the Parties have, after nearly seven full days of the strike, agreed after dygnslånga negotiations in Norway. Now the company get off the traffic as soon as they can and it is assumed that also the pilots want to start working as soon as possible.
Read more: SAS-the strike called off – the parties agree on new contract
scheduled to lift some flights already on Friday morning but it will be a while before the order is completely restored.
such A large event will always receive the second-round effects, and it is no easy task to get in the way all strejkdrabbade passengers on new flights when the regular departures are already fully booked. As a traveler, you should take the height of the continued delays and overloaded customer service in at least one or a couple of days to come.

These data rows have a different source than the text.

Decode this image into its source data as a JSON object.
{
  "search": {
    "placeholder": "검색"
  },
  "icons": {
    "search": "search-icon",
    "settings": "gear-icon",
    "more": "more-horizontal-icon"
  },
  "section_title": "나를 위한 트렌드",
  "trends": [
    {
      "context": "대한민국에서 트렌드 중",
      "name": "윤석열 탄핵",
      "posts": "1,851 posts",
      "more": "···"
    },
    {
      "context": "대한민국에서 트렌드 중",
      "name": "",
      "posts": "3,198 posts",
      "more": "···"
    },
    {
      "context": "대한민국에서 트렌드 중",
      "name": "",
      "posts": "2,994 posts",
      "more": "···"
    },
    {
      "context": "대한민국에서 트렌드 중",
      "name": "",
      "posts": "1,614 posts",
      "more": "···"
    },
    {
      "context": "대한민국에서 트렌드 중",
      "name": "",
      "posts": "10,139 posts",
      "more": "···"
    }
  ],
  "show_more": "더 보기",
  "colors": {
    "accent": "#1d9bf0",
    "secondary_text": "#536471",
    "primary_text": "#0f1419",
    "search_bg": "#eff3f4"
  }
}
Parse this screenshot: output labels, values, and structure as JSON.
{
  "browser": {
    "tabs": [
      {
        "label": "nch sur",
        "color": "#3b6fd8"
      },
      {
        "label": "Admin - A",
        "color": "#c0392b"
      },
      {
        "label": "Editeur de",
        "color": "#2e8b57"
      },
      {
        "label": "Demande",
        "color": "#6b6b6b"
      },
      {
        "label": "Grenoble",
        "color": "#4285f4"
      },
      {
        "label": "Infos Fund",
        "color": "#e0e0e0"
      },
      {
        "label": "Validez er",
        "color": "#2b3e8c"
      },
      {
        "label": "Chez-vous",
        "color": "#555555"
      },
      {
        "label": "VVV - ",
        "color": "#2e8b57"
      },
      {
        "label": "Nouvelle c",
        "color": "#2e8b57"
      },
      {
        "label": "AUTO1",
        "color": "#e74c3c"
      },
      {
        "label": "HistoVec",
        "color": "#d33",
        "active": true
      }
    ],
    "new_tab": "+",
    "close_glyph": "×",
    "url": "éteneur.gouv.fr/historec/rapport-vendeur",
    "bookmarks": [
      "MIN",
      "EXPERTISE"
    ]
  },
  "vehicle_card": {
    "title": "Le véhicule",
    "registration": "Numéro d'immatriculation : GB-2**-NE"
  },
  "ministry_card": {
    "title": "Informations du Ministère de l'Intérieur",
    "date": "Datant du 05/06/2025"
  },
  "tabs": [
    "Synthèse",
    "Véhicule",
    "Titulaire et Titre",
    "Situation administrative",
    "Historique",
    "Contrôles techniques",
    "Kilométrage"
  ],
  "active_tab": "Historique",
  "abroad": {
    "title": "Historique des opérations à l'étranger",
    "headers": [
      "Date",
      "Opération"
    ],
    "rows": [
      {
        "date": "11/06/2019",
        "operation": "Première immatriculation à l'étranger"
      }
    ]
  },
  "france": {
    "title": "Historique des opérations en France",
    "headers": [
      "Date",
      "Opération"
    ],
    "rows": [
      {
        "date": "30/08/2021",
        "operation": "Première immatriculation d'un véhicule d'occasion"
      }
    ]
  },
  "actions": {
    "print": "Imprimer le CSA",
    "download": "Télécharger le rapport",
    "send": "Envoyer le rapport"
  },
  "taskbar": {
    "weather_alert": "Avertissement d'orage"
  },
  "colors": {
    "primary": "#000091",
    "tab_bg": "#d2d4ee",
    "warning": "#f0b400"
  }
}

the issue of wages ended with an increase of 3.5 per cent – a far cry from the pilots wanted to have. At the same time get the pilots they want to as regards the restriction of the company's ability to bring in subcontractors, which is said to have been the crucial issue in the whole thing. It is important for the pilots and will be more expensive for SAS.
Based on what the ceo Rickard Gustafson told at the press conference, it is difficult to determine how much better the scheduling will be, but the pilots have obviously gone on it so it should be a step in the right direction.
it took over 30 hours long lock-indicates that the agreement set far inside of both parties and reflects the enormous distance that had been between them in the spring. The concessions cost so clear for the SAS and it is no impossibility that they will need to save elsewhere.
at the same time teach the pilots not to be completely satisfied, but will probably continue to push the employer. The question is if there is no sheer winner in this. None of them is said to have charmed the scandinavian people in all cases.
the Company has not made any estimate, at least not as gone out with, but it is clearly the seven days that will put their tracks. Both in the income statement as at förtroendekontot.
the SAS-management can take a breather in the evening but you have a lot of work ahead of it to quickly minimize the damage. Lönepåslaget is, unlike the strike, no one-time expenditure, but will continue to cost in the future.
But it is mainly the new agreement on limited use of subcontractors that can be a tough history for the SAS. Today is flown approximately 30 percent of the sections with such arrangements, and it is a deal that is both cheaper and more flexible for them. It has been speculated that they wanted to expand the system but now it seems to be a stop to it.
Exactly how the contract looks, however, is not known at the moment.
Analysts have estimated that the strike cost between 60 and 100 million sek every day. Then it is probably not any claims for compensation from angry travelers included. Refund of tickets to affected passengers is already a fact of life for the SAS, but this opens the door for that they also have the right to compensation, it becomes even more expensive for the company.
the Company must pay compensation for the loss of flight to anyone who has not come away or been booked on to new flights. Then there are special circumstances in which the company may be forced to pay additional compensation to travelers who become guests sit at airports around the world.
It can be anything from 250 to 600 euros extra per affected traveler who requires compensation, far from all do it. The premise of it is that the strike is not classed as an ”extraordinary event” which the company is not able to check.
SAS has already gone out and said it considers the strike as extraordinary, which was to be expected. You want to of course not pay compensation if you do not have to.
however, This may change when it is denied-go to the board for consumer complaints (ARN) to bring the matter before.
Decisions, which is not mandatory, so they can, in theory, continue to refuse to pay, but generally follow most of the airlines ARN's recommendations – and it wont even SAS do.
Read more: Analysis: Ticket prices may drop after the strike